Print out every entry that follows, exactly as written.

(Records from a data collection)

^^^^^^^^^^^^^^^^

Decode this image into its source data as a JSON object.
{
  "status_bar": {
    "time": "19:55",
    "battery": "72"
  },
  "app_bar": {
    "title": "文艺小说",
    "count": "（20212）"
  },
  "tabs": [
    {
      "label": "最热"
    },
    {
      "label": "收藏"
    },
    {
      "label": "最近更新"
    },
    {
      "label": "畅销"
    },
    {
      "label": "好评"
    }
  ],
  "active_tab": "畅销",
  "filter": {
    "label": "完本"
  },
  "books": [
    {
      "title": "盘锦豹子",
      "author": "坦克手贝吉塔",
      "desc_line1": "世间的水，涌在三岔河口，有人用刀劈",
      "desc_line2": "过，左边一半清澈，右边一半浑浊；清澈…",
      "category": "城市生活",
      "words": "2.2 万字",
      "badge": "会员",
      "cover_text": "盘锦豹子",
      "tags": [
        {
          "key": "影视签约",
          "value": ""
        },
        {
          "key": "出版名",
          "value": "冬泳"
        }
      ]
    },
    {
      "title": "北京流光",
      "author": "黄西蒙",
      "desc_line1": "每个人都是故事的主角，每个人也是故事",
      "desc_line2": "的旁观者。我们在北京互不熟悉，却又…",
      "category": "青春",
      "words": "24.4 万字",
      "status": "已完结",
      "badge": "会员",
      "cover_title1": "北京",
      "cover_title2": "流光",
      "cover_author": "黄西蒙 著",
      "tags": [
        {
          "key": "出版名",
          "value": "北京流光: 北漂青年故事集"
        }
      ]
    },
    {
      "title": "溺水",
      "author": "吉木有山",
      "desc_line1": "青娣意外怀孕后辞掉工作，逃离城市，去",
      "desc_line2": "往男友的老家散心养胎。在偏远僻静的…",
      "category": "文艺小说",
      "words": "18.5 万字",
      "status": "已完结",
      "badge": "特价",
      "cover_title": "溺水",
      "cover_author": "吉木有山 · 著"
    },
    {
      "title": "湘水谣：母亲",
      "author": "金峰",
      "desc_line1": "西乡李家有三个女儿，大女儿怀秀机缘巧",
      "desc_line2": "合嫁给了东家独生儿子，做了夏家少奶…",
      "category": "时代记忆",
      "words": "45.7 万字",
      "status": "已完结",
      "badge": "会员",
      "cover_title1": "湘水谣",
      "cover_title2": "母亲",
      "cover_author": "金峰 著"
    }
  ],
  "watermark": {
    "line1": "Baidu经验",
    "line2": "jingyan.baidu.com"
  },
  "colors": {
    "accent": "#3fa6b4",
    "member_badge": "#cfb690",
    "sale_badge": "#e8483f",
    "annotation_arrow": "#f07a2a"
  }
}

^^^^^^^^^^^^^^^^

Output for this exercise:
Decode this image into its source data as a JSON object.
{
  "status_bar": {
    "time": "19:55",
    "battery": "72"
  },
  "app_bar": {
    "title": "文艺小说",
    "count": "（20212）"
  },
  "tabs": [
    {
      "label": "最热"
    },
    {
      "label": "收藏"
    },
    {
      "label": "最近更新"
    },
    {
      "label": "畅销"
    },
    {
      "label": "好评"
    }
  ],
  "active_tab": "畅销",
  "filter": {
    "label": "完本"
  },
  "books": [
    {
      "title": "盘锦豹子",
      "author": "坦克手贝吉塔",
      "desc_line1": "世间的水，涌在三岔河口，有人用刀劈",
      "desc_line2": "过，左边一半清澈，右边一半浑浊；清澈…",
      "category": "城市生活",
      "words": "2.2 万字",
      "badge": "会员",
      "cover_text": "盘锦豹子",
      "tags": [
        {
          "key": "影视签约",
          "value": ""
        },
        {
          "key": "出版名",
          "value": "冬泳"
        }
      ]
    },
    {
      "title": "北京流光",
      "author": "黄西蒙",
      "desc_line1": "每个人都是故事的主角，每个人也是故事",
      "desc_line2": "的旁观者。我们在北京互不熟悉，却又…",
      "category": "青春",
      "words": "24.4 万字",
      "status": "已完结",
      "badge": "会员",
      "cover_title1": "北京",
      "cover_title2": "流光",
      "cover_author": "黄西蒙 著",
      "tags": [
        {
          "key": "出版名",
          "value": "北京流光: 北漂青年故事集"
        }
      ]
    },
    {
      "title": "溺水",
      "author": "吉木有山",
      "desc_line1": "青娣意外怀孕后辞掉工作，逃离城市，去",
      "desc_line2": "往男友的老家散心养胎。在偏远僻静的…",
      "category": "文艺小说",
      "words": "18.5 万字",
      "status": "已完结",
      "badge": "特价",
      "cover_title": "溺水",
      "cover_author": "吉木有山 · 著"
    },
    {
      "title": "湘水谣：母亲",
      "author": "金峰",
      "desc_line1": "西乡李家有三个女儿，大女儿怀秀机缘巧",
      "desc_line2": "合嫁给了东家独生儿子，做了夏家少奶…",
      "category": "时代记忆",
      "words": "45.7 万字",
      "status": "已完结",
      "badge": "会员",
      "cover_title1": "湘水谣",
      "cover_title2": "母亲",
      "cover_author": "金峰 著"
    }
  ],
  "watermark": {
    "line1": "Baidu经验",
    "line2": "jingyan.baidu.com"
  },
  "colors": {
    "accent": "#3fa6b4",
    "member_badge": "#cfb690",
    "sale_badge": "#e8483f",
    "annotation_arrow": "#f07a2a"
  }
}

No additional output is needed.